◆ **REQUIREMENT**:
Check each line of the material below for "down", then copy the ones that contain it.

DATA RECORDS below:

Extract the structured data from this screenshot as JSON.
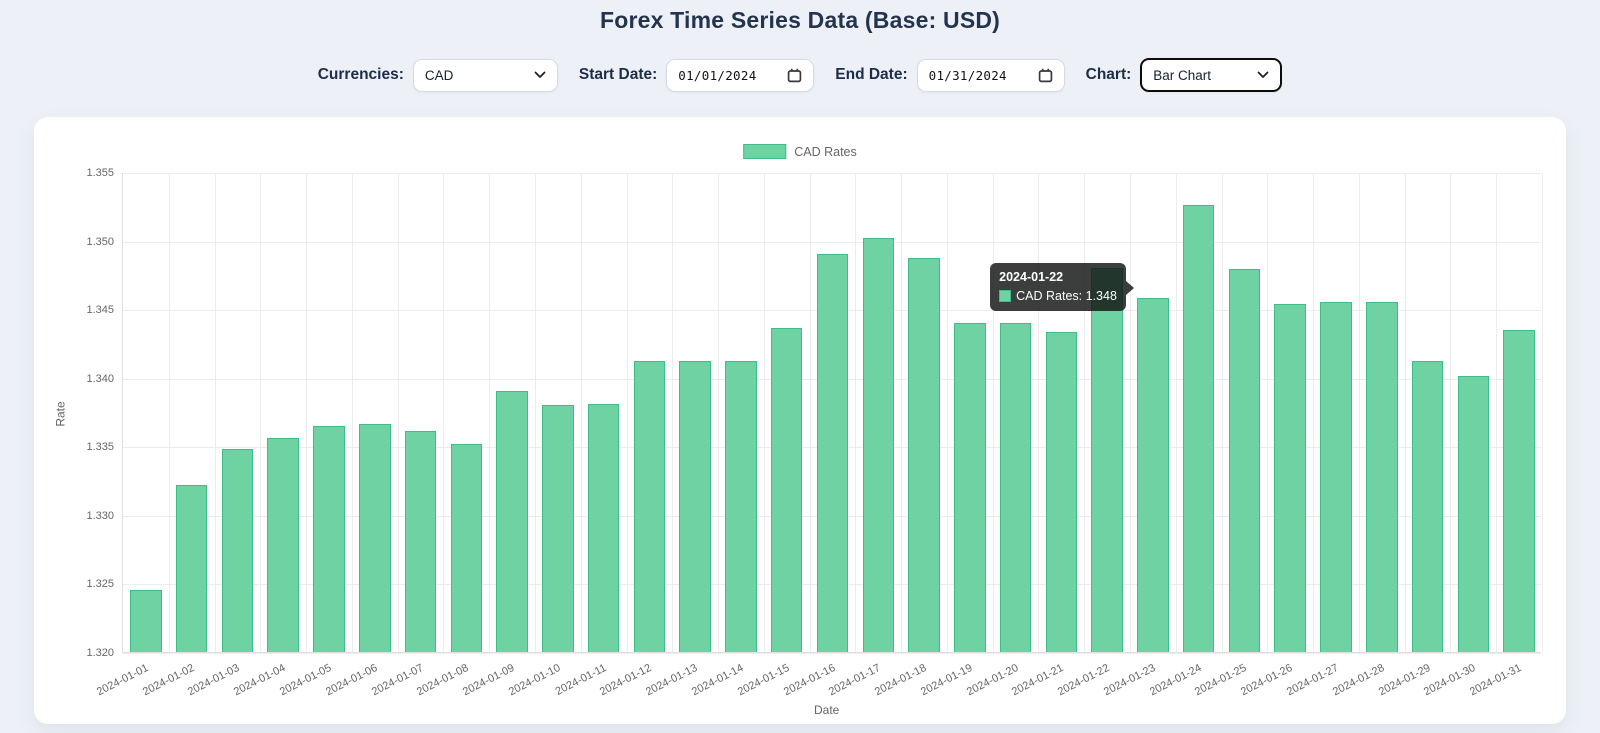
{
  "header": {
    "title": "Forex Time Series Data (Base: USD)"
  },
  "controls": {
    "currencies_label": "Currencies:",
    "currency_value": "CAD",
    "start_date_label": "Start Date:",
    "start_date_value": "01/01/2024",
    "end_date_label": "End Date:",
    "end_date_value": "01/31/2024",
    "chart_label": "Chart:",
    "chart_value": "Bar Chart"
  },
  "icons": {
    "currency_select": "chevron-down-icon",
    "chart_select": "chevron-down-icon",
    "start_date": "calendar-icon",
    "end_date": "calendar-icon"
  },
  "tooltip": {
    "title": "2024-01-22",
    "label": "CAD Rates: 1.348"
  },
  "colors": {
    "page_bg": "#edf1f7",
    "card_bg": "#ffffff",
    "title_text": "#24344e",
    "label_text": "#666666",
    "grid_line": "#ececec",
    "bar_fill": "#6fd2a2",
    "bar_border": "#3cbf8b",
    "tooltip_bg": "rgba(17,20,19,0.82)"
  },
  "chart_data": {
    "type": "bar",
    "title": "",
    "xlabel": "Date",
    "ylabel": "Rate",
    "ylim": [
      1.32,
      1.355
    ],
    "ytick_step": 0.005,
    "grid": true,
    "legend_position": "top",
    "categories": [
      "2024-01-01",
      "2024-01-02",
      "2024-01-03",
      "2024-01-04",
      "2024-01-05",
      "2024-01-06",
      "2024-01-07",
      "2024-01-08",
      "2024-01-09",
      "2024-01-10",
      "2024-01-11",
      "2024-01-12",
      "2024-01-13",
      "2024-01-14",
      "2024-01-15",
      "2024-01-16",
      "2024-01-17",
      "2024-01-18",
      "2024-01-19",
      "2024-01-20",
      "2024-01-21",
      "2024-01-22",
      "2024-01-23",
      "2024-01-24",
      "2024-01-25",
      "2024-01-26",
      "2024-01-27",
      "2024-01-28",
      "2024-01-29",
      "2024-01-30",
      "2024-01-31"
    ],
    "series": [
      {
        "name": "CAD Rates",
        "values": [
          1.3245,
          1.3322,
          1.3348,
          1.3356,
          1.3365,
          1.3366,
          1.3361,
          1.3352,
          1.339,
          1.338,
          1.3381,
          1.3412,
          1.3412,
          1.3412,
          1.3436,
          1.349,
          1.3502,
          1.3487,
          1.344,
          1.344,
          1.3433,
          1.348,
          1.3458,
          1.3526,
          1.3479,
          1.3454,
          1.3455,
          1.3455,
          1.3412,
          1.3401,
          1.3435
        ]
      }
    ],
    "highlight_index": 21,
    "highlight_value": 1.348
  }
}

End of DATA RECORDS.

◆ **RESULT BELOW**:
    "currency_select": "chevron-down-icon",
    "chart_select": "chevron-down-icon",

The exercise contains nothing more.